» **ACTIVITY**: Among the lines of the material, copy those that hold the string "your".

» **DATA**:

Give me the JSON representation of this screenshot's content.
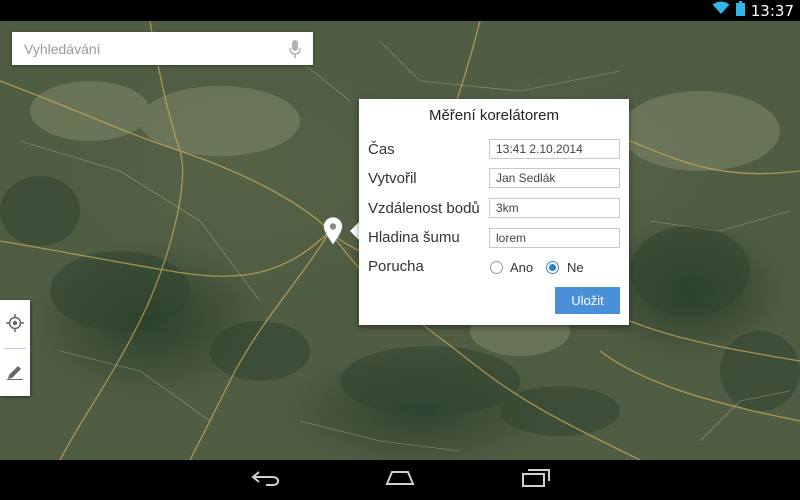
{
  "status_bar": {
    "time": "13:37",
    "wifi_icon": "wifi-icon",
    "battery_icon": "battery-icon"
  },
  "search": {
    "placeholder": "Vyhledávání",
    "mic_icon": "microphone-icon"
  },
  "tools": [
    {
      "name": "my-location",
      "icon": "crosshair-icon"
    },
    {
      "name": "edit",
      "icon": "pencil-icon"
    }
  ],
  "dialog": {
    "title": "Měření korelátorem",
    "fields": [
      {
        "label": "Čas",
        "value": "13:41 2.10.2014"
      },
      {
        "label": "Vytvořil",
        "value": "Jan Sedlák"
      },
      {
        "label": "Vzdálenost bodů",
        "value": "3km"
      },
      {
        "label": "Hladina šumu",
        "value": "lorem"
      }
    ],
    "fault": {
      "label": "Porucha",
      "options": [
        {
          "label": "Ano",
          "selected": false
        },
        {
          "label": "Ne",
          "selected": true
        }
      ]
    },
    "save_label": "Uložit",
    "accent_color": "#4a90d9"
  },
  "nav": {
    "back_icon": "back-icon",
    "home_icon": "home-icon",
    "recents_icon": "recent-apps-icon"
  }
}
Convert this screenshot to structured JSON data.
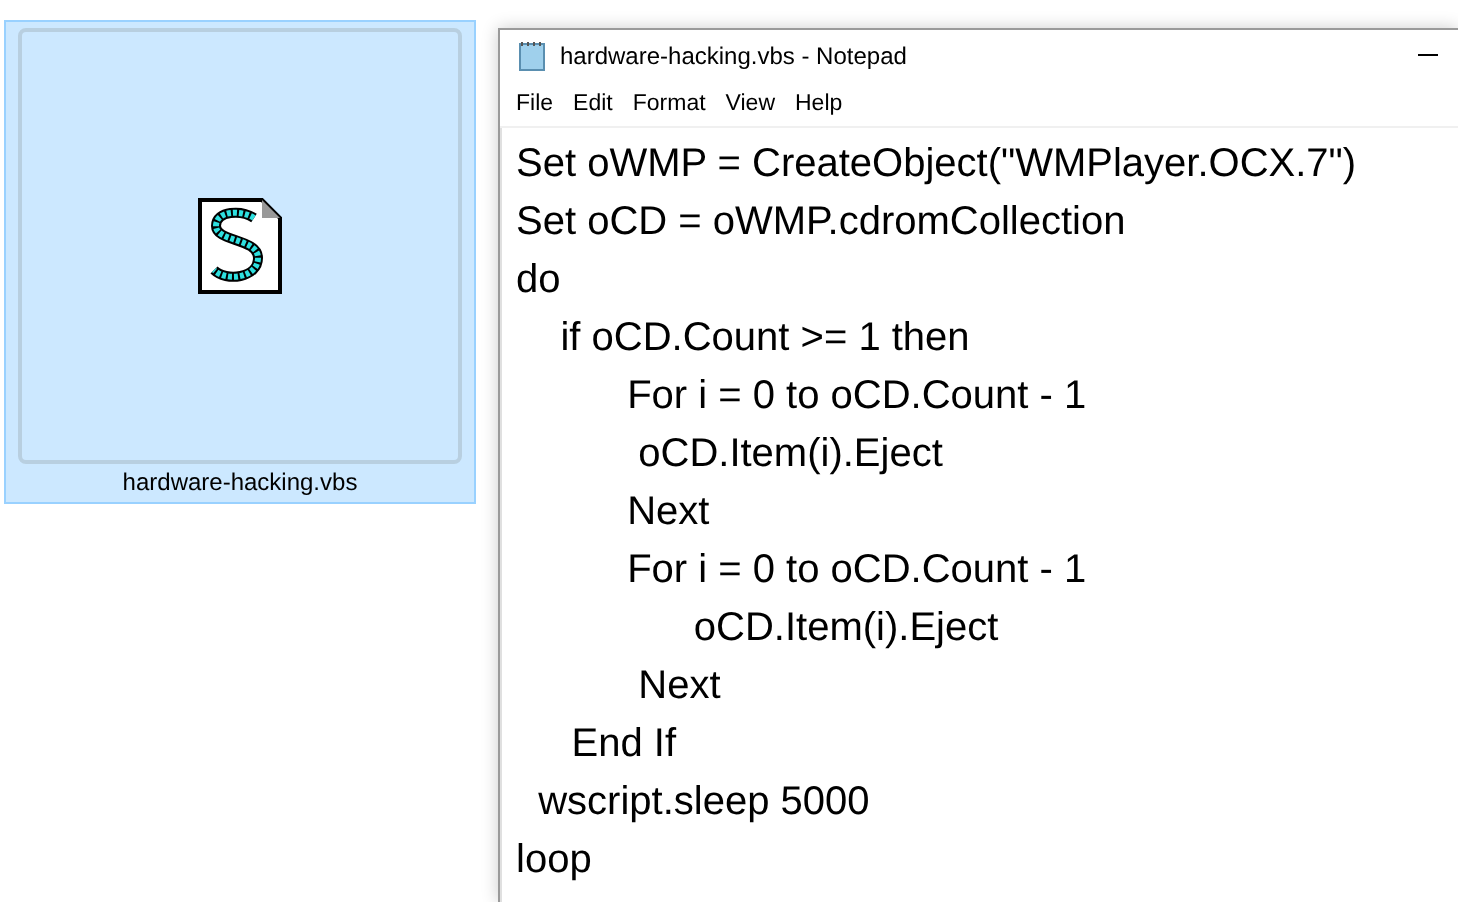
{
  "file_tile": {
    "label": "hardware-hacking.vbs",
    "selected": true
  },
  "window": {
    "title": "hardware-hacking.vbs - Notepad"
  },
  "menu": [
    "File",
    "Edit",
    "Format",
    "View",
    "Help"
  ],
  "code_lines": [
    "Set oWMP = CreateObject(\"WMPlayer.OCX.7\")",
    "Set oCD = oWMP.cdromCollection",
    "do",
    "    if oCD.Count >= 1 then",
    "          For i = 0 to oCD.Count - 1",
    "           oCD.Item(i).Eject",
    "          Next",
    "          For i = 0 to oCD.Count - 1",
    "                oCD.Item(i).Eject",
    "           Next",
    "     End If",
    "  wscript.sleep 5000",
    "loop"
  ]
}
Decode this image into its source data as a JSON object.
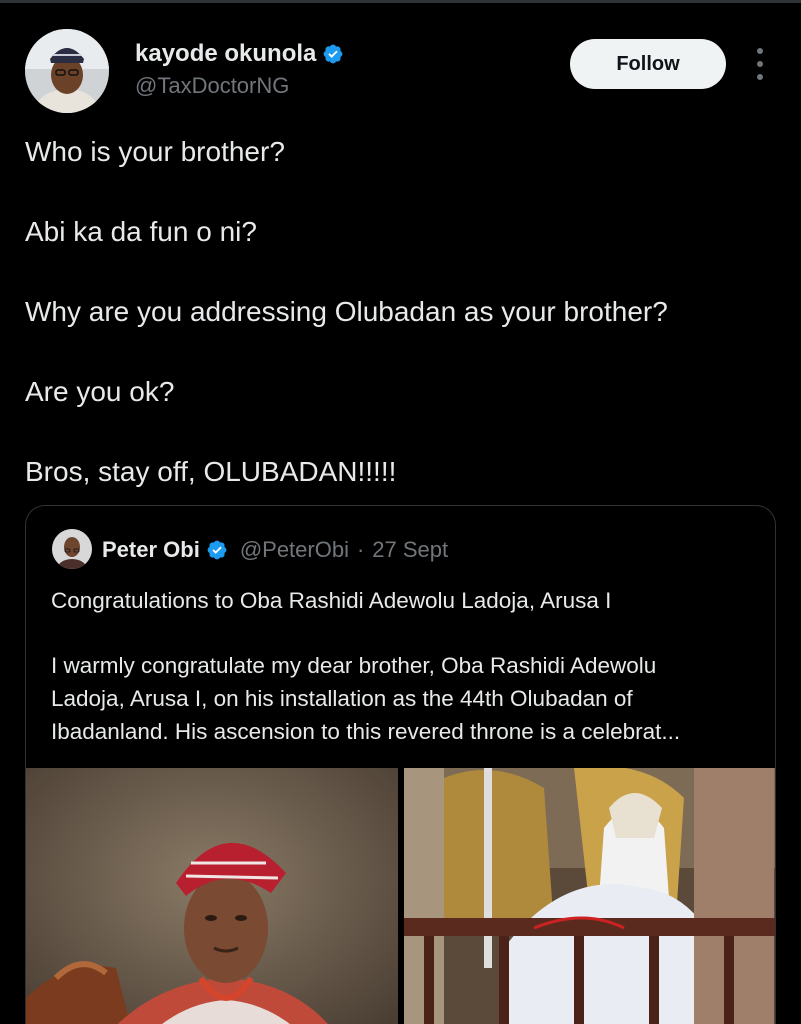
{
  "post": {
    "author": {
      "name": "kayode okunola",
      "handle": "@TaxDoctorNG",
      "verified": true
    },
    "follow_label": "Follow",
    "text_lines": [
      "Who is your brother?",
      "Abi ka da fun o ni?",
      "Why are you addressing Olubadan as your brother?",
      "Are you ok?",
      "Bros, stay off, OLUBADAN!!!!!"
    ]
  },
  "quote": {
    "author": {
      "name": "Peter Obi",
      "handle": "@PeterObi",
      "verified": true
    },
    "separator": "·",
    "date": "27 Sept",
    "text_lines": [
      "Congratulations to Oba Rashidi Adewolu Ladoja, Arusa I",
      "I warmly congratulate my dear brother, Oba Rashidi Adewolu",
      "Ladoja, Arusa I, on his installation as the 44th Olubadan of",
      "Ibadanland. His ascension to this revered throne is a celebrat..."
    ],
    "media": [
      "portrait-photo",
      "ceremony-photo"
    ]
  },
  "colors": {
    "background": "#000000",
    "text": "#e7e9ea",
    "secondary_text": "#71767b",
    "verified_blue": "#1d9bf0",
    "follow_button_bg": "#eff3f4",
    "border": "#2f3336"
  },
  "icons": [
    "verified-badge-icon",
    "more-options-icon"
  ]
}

» **FINISHED TASK**:
      "Who is your brother?",
      "Why are you addressing Olubadan as your brother?",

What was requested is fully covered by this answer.